What the task requires: Would you filter these records and copy every line that has the word "подключения"?

'''

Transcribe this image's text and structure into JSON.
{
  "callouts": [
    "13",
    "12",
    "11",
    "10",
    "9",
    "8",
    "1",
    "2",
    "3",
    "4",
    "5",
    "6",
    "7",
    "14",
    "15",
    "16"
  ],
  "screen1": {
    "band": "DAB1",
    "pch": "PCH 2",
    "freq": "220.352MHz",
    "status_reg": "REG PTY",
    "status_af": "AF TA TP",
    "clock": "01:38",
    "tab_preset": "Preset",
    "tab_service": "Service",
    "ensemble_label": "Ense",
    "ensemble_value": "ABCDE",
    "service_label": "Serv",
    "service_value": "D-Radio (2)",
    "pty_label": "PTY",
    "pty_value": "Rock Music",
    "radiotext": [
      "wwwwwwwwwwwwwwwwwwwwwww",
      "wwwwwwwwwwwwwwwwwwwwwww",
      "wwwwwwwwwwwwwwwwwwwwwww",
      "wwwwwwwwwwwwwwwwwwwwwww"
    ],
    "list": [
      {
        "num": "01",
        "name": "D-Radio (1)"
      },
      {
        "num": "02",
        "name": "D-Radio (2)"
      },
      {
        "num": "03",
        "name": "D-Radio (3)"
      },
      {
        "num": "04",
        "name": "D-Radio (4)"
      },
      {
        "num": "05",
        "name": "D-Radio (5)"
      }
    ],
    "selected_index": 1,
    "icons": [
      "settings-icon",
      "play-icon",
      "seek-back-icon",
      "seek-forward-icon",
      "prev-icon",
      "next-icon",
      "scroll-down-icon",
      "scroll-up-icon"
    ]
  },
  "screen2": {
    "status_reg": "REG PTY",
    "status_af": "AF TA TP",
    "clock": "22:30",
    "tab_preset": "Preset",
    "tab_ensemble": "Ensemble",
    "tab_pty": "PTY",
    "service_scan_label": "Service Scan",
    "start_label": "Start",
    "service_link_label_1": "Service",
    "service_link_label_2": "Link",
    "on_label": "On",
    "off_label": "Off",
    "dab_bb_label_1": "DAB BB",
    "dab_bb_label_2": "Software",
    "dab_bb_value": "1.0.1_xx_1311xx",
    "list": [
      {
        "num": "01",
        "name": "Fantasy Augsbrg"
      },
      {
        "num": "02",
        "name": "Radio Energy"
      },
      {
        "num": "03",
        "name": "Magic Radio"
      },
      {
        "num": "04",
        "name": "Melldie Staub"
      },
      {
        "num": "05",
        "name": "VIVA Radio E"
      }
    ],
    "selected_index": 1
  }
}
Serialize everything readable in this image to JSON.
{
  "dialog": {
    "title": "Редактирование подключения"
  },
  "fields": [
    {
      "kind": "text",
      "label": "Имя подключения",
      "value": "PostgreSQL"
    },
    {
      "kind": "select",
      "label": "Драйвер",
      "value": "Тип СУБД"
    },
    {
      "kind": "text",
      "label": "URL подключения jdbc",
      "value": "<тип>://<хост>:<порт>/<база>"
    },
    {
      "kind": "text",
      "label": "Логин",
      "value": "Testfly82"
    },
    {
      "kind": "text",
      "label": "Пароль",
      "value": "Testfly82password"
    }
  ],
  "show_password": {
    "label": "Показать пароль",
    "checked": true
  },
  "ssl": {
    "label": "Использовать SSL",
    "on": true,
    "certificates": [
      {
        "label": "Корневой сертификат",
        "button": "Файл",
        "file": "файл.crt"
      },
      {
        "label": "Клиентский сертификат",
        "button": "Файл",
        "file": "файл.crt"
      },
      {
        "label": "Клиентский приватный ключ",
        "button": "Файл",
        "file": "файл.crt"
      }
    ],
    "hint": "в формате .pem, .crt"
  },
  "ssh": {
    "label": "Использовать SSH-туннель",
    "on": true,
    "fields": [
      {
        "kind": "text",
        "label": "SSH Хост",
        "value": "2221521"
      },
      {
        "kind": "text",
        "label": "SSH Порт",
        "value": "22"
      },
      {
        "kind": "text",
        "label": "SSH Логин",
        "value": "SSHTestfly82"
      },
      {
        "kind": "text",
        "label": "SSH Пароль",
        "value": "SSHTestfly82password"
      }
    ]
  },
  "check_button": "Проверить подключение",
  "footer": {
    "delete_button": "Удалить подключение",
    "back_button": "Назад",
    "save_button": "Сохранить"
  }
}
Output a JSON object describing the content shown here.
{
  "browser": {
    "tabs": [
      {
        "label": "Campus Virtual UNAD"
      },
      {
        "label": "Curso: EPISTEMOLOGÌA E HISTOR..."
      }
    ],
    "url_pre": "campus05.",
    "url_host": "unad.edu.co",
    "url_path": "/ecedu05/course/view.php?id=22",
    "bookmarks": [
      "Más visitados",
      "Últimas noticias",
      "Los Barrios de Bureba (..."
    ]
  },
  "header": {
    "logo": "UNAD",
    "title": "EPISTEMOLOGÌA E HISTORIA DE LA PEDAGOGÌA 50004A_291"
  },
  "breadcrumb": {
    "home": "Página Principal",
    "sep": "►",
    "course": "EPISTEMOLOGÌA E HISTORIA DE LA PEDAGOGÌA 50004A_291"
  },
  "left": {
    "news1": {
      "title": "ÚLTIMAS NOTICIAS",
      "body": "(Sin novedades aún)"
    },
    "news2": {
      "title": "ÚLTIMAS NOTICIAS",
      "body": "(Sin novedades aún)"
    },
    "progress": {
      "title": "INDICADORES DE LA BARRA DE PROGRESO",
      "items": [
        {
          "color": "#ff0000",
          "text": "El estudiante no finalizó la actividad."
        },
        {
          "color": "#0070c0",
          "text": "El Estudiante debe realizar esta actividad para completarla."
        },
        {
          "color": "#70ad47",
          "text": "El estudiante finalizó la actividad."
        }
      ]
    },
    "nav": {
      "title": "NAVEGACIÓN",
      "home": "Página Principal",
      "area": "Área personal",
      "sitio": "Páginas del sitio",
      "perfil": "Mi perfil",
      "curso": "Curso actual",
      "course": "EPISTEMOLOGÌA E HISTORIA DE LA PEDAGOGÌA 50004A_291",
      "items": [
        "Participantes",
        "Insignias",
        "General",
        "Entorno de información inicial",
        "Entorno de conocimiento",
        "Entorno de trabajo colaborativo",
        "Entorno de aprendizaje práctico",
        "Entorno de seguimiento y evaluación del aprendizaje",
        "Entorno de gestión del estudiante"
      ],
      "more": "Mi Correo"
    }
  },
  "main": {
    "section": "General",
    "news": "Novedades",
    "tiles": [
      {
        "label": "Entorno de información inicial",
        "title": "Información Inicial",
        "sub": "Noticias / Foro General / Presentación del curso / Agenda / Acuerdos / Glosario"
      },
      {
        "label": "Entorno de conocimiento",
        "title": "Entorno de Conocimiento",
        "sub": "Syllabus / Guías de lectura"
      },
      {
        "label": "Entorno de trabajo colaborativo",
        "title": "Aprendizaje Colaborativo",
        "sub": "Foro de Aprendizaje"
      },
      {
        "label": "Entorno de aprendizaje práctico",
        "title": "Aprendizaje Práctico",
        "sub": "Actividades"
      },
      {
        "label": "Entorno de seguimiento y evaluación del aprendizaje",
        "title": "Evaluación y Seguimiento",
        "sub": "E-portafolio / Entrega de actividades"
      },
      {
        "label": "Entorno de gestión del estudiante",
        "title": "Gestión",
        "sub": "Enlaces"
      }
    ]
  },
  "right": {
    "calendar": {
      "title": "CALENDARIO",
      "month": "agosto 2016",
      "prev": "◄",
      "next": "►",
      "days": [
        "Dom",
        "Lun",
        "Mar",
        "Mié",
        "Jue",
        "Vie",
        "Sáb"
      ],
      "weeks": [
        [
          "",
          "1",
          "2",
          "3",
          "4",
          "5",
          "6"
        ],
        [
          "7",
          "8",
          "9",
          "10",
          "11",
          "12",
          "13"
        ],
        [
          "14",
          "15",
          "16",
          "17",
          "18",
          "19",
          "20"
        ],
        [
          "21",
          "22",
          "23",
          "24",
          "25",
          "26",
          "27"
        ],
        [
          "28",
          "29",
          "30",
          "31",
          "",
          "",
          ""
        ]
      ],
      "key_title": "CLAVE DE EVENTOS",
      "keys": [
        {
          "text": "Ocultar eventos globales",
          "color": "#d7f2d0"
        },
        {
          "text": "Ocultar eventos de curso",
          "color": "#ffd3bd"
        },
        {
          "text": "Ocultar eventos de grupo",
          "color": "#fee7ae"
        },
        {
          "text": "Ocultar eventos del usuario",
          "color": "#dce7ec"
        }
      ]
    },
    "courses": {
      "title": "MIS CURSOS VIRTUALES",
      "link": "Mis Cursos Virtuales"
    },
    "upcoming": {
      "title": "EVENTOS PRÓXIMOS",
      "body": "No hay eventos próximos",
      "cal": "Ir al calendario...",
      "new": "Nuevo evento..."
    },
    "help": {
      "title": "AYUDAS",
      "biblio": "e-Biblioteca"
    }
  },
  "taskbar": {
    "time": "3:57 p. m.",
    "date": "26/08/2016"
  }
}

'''

Answer to this exercise:
    "title": "Редактирование подключения"
      "label": "Имя подключения",
      "label": "URL подключения jdbc",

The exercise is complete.